If The Gov’t Doesn’t Pick Up The Trash, It’s Rat-Infested Black Plague For Us Allby Brad Warbiany
It seems that Radley Balko has gone playing whack-the-left again, this time smacking around John Cole of Balloon Juice for an overreacting tirade against people who are overzealously overreacting. It seems that Fountain Hills, AZ had competitive trash pickup, and the city council wanted to bid out trash pickup as a single-provider city service instead. The people of Fountain Hills reacted like a bunch of 1950’s anti-communists, calling it socialism and likening it to Obamacare. John Cole and his comment section went ape-shit, in the original post and follow-ups here and here.
Quite a few commenters suggested that if we don’t have municipal trash collection, we’ll look like third-world countries where people just bury, burn, or leave their trash out on their property to rot. Strangely, I hadn’t heard a single report of uncollected trash in Fountain Hills leading to this change. Even more fun, one commenter proved the old adage that everything that’s not compulsory shall be prohibited:
Actually, oddly I agree that cities shouldn’t have uniform trash pickup, if only because I think we should move towards having zero waste as individuals. (Reusable bags for food, no consumer goods, and composting.)
I couldn’t have drawn up a caricature this flat if I’d had a projector to trace it with on my wall.
So why am I wading into this morass? Because I’ve actually lived this. One of the features of competitive services is that if they don’t live up to my guidelines, they don’t get my business.
When I first moved to Georgia, I lived in unincorporated Cobb County, where there was no monopoly muni provider of trash pickup*. There were about 3 or 4 competing services. I ended up choosing one, and despite repeatedly saying they’d deliver a trash can, they neither did so nor did they haul away my trash. Now, I don’t think they’re a bad company. I think they just had a few repeated screwups. As we all know, occasionally government has screwups, like raiding the wrong address for drugs, or putting 8-year-olds on TSA no-fly lists. Unlike government poor service, though, I had, and took advantage of, the right to fire them. When my needs weren’t being met, I had an alternative.
The problems didn’t quite end there, of course. I then received a bill for “set-up fees” for the account, despite the fact that they’d never provided services. Rather than face collections, I paid the bill up front, and then sent an email to their customer service demanding it be refunded. They quickly and cordially acceded to my request, with no hassle whatsoever.
You can just ask the same Radley Balko how easy it is to get money he’s owed from the government, even when he’s done everything right and hounded them repeatedly for an explanation.
Municipal trash service isn’t really the hill to die on for a libertarian. It’s one of those services that straddles the line of public good vs. private market. Our HOA actually debated whether to consolidate to a single provider, as some of the families in the neighborhood were concerned about large trucks coming through on multiple days rather than a single day.

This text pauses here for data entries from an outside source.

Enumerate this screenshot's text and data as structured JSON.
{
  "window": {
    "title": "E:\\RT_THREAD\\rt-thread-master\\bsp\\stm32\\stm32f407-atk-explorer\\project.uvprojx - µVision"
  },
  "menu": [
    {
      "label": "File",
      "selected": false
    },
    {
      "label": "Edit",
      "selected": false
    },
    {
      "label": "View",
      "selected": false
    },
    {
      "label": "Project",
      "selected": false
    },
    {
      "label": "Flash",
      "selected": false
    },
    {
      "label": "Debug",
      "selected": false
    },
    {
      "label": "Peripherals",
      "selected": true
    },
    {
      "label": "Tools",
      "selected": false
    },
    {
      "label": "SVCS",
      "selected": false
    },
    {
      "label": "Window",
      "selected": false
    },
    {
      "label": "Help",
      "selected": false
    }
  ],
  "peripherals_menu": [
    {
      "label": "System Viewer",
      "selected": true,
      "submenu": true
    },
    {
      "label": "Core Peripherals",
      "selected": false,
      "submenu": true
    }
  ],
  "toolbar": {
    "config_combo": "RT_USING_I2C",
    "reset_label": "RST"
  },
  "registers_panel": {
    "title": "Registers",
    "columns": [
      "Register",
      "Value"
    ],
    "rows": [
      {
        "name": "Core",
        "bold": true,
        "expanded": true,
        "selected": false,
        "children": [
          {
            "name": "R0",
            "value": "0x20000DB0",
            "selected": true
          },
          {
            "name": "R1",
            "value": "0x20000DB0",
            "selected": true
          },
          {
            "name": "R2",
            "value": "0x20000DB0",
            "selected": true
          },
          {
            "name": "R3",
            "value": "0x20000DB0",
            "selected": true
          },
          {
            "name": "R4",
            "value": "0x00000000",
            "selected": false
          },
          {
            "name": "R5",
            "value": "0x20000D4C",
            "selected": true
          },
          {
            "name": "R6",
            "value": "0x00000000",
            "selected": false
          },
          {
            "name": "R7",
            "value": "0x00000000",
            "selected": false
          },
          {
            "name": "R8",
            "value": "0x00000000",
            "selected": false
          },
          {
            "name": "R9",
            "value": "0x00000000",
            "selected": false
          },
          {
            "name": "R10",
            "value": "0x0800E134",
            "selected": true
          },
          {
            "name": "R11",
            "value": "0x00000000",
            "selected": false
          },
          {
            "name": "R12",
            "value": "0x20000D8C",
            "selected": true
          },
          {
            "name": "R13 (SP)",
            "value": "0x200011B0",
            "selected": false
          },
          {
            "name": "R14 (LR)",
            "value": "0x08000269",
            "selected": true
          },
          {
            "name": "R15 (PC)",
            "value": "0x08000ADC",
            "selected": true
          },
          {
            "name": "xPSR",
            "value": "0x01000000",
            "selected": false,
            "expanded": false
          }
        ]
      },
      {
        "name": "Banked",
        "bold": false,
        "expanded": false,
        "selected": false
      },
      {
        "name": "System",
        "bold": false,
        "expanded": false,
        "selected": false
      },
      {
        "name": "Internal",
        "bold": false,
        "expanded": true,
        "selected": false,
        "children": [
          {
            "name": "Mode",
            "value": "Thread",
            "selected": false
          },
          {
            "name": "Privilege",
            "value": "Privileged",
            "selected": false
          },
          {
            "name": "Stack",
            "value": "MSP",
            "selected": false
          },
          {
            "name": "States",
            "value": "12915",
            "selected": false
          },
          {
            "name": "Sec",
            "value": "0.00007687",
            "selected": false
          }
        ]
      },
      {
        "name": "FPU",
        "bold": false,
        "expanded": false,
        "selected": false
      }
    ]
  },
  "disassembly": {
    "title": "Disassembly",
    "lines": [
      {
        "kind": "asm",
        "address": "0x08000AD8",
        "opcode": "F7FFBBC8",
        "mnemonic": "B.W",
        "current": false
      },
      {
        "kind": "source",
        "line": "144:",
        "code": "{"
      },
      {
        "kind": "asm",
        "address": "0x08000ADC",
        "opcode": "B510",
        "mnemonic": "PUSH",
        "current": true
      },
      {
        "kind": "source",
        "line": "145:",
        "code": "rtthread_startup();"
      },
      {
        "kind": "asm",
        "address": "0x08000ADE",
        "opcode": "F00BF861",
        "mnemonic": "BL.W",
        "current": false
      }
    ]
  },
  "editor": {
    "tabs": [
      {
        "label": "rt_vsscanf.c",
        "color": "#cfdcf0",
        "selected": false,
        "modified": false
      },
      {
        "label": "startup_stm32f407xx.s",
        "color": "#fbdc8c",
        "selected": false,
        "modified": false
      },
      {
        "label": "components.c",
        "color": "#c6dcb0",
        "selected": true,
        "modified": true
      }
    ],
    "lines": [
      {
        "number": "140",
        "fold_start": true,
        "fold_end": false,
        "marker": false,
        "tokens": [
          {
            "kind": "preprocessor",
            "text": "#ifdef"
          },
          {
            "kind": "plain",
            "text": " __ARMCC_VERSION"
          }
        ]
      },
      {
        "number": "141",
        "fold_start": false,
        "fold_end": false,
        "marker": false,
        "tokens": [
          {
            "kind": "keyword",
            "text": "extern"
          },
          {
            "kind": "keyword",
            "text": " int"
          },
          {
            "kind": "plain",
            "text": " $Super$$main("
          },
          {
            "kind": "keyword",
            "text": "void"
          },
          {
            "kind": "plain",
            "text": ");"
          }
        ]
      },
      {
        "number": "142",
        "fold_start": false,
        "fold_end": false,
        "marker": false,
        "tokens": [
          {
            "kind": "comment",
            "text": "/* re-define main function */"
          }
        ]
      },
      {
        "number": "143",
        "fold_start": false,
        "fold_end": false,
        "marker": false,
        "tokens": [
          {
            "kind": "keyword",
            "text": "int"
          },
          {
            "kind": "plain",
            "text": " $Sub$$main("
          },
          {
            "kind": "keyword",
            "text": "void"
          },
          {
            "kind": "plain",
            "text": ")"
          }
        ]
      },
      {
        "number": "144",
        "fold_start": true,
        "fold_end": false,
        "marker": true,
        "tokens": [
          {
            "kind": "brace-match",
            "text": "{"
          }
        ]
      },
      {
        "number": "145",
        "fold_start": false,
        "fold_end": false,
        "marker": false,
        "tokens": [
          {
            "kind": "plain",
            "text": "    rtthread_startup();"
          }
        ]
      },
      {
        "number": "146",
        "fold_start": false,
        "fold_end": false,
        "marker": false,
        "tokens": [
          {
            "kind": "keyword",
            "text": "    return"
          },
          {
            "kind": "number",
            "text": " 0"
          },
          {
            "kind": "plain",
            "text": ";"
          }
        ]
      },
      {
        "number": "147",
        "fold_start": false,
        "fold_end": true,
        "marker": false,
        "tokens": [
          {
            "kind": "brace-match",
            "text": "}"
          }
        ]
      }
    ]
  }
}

It didn’t happen (at least during the 2 years I’d lived there), but I understand the argument and even as a libertarian I wouldn’t have moved out of the neighborhood over such a small issue. The best-run competitively-bid single-provider service can probably achieve economies of scale and efficiency that a competitive market (in this case) cannot — which of course isn’t to say that local governments always provide the best-run single-provider system. But it’s ridiculous for those opposing a competitive system to suggest that it doesn’t work, or that there aren’t actual benefits to customer service in a competitive system.
* PS – No, we didn’t have a problem in the neighborhood with people refusing to have their trash picked up at all, burning it, or letting it just pile up on their property. It seems that comparisons to third-world countries don’t really apply in this case.